:: Excerpted records ::
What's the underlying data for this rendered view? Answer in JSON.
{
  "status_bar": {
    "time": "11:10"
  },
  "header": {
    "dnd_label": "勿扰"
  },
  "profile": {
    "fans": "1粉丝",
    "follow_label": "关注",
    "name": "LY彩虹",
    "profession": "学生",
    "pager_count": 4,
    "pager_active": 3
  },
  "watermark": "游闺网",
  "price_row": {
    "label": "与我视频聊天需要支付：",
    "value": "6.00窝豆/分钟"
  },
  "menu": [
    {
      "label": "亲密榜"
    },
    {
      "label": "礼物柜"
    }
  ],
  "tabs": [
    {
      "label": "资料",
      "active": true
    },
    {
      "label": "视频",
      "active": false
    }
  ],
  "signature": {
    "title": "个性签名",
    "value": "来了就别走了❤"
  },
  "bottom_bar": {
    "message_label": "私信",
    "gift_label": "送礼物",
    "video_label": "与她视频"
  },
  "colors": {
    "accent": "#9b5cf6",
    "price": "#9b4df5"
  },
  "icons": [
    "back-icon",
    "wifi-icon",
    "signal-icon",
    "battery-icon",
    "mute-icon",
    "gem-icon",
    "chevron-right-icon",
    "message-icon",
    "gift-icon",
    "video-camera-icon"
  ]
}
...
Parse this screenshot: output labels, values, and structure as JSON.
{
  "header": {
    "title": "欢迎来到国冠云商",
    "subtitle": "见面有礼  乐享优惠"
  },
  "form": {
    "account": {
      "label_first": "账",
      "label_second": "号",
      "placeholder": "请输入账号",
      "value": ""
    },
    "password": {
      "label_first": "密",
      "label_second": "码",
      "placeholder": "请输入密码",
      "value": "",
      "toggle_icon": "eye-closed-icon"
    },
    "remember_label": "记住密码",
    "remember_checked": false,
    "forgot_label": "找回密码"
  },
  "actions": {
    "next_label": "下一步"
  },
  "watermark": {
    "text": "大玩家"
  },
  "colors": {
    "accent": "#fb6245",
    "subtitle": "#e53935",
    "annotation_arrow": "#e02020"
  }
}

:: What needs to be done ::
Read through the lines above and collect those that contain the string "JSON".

:: Output ::
What's the underlying data for this rendered view? Answer in JSON.
Parse this screenshot: output labels, values, and structure as JSON.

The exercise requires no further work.